Problem details:
Restate the listing below word for word. No picture belongs in the result.

Source data:

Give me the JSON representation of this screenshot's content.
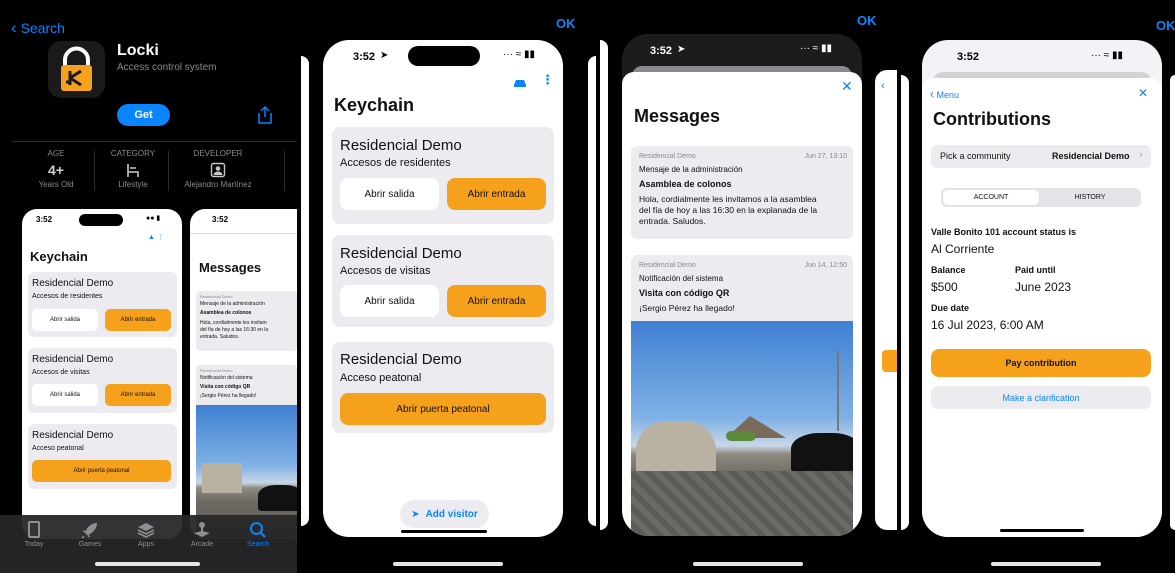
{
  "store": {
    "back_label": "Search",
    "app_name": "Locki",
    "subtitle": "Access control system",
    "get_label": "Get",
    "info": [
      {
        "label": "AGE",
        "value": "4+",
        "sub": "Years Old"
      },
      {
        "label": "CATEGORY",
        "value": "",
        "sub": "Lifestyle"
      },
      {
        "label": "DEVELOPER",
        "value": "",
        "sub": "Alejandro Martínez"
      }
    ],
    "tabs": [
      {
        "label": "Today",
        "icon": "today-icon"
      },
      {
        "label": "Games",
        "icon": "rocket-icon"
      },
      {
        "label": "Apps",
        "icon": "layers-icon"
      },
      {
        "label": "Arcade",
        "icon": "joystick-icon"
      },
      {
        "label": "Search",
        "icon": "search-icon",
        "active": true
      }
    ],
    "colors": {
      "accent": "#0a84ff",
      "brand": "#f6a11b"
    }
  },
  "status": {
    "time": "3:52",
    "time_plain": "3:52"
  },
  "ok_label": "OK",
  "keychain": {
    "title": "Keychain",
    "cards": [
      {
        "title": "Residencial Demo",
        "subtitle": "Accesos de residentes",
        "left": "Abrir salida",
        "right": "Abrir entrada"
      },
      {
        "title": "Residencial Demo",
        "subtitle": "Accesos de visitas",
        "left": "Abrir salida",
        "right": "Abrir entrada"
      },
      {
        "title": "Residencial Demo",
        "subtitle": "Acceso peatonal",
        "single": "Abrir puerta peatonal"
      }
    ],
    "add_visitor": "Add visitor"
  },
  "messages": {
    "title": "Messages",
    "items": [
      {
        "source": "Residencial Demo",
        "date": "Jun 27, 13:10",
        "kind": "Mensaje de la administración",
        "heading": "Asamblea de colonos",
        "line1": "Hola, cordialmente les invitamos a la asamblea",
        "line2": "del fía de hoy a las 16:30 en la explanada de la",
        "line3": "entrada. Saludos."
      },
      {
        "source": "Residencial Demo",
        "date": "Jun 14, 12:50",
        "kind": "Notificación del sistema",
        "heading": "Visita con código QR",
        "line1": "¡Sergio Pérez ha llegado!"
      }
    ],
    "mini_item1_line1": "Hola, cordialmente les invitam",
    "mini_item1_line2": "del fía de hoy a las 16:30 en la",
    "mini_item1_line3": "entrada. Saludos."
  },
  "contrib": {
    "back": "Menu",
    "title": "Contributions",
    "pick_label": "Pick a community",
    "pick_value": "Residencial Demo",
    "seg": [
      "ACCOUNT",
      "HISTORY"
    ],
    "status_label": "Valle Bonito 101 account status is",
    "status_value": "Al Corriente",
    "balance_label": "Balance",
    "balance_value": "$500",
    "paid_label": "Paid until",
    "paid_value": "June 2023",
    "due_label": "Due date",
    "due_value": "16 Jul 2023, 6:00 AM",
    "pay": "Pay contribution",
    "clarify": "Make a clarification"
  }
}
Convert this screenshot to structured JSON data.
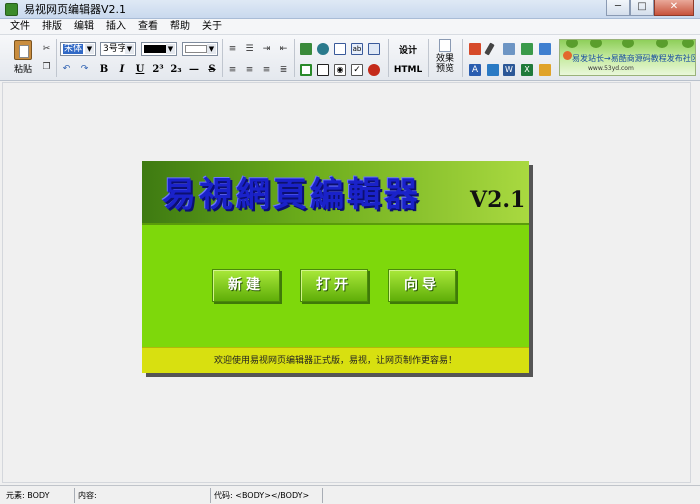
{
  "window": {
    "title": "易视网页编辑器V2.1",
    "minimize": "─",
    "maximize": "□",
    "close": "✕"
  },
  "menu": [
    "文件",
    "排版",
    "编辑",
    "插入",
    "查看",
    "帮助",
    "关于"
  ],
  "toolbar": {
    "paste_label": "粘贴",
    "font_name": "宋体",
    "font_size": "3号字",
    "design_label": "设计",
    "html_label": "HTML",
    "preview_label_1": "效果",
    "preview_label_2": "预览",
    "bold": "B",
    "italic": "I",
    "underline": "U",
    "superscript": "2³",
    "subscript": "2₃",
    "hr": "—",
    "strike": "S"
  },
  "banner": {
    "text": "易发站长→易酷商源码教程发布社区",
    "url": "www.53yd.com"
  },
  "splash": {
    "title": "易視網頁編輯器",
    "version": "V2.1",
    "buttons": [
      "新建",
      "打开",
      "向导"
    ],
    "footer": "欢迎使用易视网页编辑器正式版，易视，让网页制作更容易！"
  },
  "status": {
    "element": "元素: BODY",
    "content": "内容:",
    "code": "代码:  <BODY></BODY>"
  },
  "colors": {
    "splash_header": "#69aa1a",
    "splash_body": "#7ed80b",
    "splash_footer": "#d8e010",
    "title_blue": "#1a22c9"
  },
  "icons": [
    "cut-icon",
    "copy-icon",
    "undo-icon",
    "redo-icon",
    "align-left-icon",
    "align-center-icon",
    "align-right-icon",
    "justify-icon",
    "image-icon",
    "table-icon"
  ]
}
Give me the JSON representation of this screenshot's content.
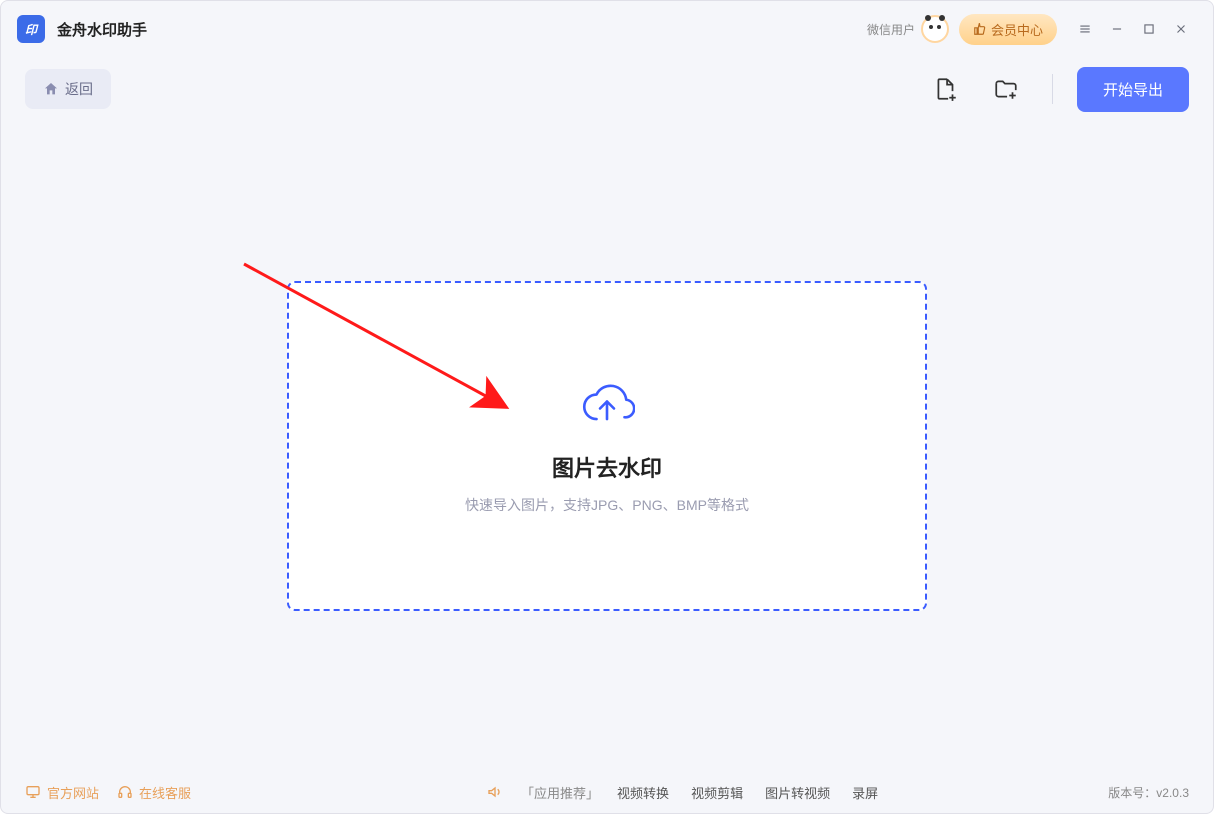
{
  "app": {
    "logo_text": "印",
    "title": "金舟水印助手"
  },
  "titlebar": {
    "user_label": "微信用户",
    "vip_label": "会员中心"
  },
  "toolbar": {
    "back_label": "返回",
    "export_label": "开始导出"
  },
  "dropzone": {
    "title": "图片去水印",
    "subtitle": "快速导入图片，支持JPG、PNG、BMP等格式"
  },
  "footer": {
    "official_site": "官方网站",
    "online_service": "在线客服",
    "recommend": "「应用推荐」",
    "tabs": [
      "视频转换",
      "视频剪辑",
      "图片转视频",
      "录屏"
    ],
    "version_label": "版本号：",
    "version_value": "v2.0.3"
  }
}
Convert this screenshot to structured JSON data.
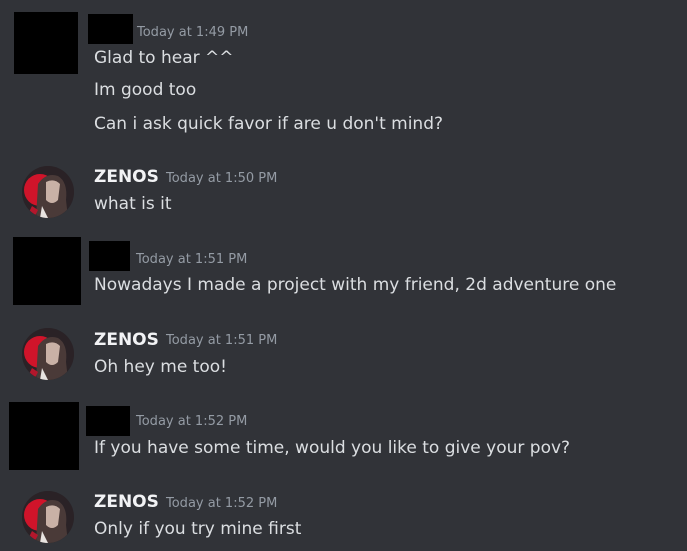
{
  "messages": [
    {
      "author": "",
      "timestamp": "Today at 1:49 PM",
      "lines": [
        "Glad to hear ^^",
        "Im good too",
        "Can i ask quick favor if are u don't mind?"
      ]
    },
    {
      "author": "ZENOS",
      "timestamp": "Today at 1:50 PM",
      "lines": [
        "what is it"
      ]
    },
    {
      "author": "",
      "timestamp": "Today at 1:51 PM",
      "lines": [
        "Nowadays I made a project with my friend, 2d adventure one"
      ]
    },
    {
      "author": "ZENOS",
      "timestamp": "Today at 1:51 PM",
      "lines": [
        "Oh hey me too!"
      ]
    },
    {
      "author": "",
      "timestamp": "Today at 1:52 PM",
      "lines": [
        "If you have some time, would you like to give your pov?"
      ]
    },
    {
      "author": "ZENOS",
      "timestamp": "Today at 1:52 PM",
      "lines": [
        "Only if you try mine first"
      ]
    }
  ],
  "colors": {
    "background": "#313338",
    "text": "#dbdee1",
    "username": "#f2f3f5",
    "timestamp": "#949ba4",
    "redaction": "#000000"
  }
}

Expected answer:
Give me the JSON representation of this screenshot's content.
{
  "store": {
    "back_label": "Search",
    "app_name": "Locki",
    "subtitle": "Access control system",
    "get_label": "Get",
    "info": [
      {
        "label": "AGE",
        "value": "4+",
        "sub": "Years Old"
      },
      {
        "label": "CATEGORY",
        "value": "",
        "sub": "Lifestyle"
      },
      {
        "label": "DEVELOPER",
        "value": "",
        "sub": "Alejandro Martínez"
      }
    ],
    "tabs": [
      {
        "label": "Today",
        "icon": "today-icon"
      },
      {
        "label": "Games",
        "icon": "rocket-icon"
      },
      {
        "label": "Apps",
        "icon": "layers-icon"
      },
      {
        "label": "Arcade",
        "icon": "joystick-icon"
      },
      {
        "label": "Search",
        "icon": "search-icon",
        "active": true
      }
    ],
    "colors": {
      "accent": "#0a84ff",
      "brand": "#f6a11b"
    }
  },
  "status": {
    "time": "3:52",
    "time_plain": "3:52"
  },
  "ok_label": "OK",
  "keychain": {
    "title": "Keychain",
    "cards": [
      {
        "title": "Residencial Demo",
        "subtitle": "Accesos de residentes",
        "left": "Abrir salida",
        "right": "Abrir entrada"
      },
      {
        "title": "Residencial Demo",
        "subtitle": "Accesos de visitas",
        "left": "Abrir salida",
        "right": "Abrir entrada"
      },
      {
        "title": "Residencial Demo",
        "subtitle": "Acceso peatonal",
        "single": "Abrir puerta peatonal"
      }
    ],
    "add_visitor": "Add visitor"
  },
  "messages": {
    "title": "Messages",
    "items": [
      {
        "source": "Residencial Demo",
        "date": "Jun 27, 13:10",
        "kind": "Mensaje de la administración",
        "heading": "Asamblea de colonos",
        "line1": "Hola, cordialmente les invitamos a la asamblea",
        "line2": "del fía de hoy a las 16:30 en la explanada de la",
        "line3": "entrada. Saludos."
      },
      {
        "source": "Residencial Demo",
        "date": "Jun 14, 12:50",
        "kind": "Notificación del sistema",
        "heading": "Visita con código QR",
        "line1": "¡Sergio Pérez ha llegado!"
      }
    ],
    "mini_item1_line1": "Hola, cordialmente les invitam",
    "mini_item1_line2": "del fía de hoy a las 16:30 en la",
    "mini_item1_line3": "entrada. Saludos."
  },
  "contrib": {
    "back": "Menu",
    "title": "Contributions",
    "pick_label": "Pick a community",
    "pick_value": "Residencial Demo",
    "seg": [
      "ACCOUNT",
      "HISTORY"
    ],
    "status_label": "Valle Bonito 101 account status is",
    "status_value": "Al Corriente",
    "balance_label": "Balance",
    "balance_value": "$500",
    "paid_label": "Paid until",
    "paid_value": "June 2023",
    "due_label": "Due date",
    "due_value": "16 Jul 2023, 6:00 AM",
    "pay": "Pay contribution",
    "clarify": "Make a clarification"
  }
}
Convert this screenshot to structured JSON data.
{
  "window": {
    "title": "易视网页编辑器V2.1",
    "minimize": "─",
    "maximize": "□",
    "close": "✕"
  },
  "menu": [
    "文件",
    "排版",
    "编辑",
    "插入",
    "查看",
    "帮助",
    "关于"
  ],
  "toolbar": {
    "paste_label": "粘贴",
    "font_name": "宋体",
    "font_size": "3号字",
    "design_label": "设计",
    "html_label": "HTML",
    "preview_label_1": "效果",
    "preview_label_2": "预览",
    "bold": "B",
    "italic": "I",
    "underline": "U",
    "superscript": "2³",
    "subscript": "2₃",
    "hr": "—",
    "strike": "S"
  },
  "banner": {
    "text": "易发站长→易酷商源码教程发布社区",
    "url": "www.53yd.com"
  },
  "splash": {
    "title": "易視網頁編輯器",
    "version": "V2.1",
    "buttons": [
      "新建",
      "打开",
      "向导"
    ],
    "footer": "欢迎使用易视网页编辑器正式版，易视，让网页制作更容易！"
  },
  "status": {
    "element": "元素: BODY",
    "content": "内容:",
    "code": "代码:  <BODY></BODY>"
  },
  "colors": {
    "splash_header": "#69aa1a",
    "splash_body": "#7ed80b",
    "splash_footer": "#d8e010",
    "title_blue": "#1a22c9"
  },
  "icons": [
    "cut-icon",
    "copy-icon",
    "undo-icon",
    "redo-icon",
    "align-left-icon",
    "align-center-icon",
    "align-right-icon",
    "justify-icon",
    "image-icon",
    "table-icon"
  ]
}
Give me the JSON representation of this screenshot's content.
{
  "app": {
    "logo_text": "印",
    "title": "金舟水印助手"
  },
  "titlebar": {
    "user_label": "微信用户",
    "vip_label": "会员中心"
  },
  "toolbar": {
    "back_label": "返回",
    "export_label": "开始导出"
  },
  "dropzone": {
    "title": "图片去水印",
    "subtitle": "快速导入图片，支持JPG、PNG、BMP等格式"
  },
  "footer": {
    "official_site": "官方网站",
    "online_service": "在线客服",
    "recommend": "「应用推荐」",
    "tabs": [
      "视频转换",
      "视频剪辑",
      "图片转视频",
      "录屏"
    ],
    "version_label": "版本号：",
    "version_value": "v2.0.3"
  }
}
Convert this screenshot to structured JSON data.
{
  "messages": [
    {
      "author": "",
      "timestamp": "Today at 1:49 PM",
      "lines": [
        "Glad to hear ^^",
        "Im good too",
        "Can i ask quick favor if are u don't mind?"
      ]
    },
    {
      "author": "ZENOS",
      "timestamp": "Today at 1:50 PM",
      "lines": [
        "what is it"
      ]
    },
    {
      "author": "",
      "timestamp": "Today at 1:51 PM",
      "lines": [
        "Nowadays I made a project with my friend, 2d adventure one"
      ]
    },
    {
      "author": "ZENOS",
      "timestamp": "Today at 1:51 PM",
      "lines": [
        "Oh hey me too!"
      ]
    },
    {
      "author": "",
      "timestamp": "Today at 1:52 PM",
      "lines": [
        "If you have some time, would you like to give your pov?"
      ]
    },
    {
      "author": "ZENOS",
      "timestamp": "Today at 1:52 PM",
      "lines": [
        "Only if you try mine first"
      ]
    }
  ],
  "colors": {
    "background": "#313338",
    "text": "#dbdee1",
    "username": "#f2f3f5",
    "timestamp": "#949ba4",
    "redaction": "#000000"
  }
}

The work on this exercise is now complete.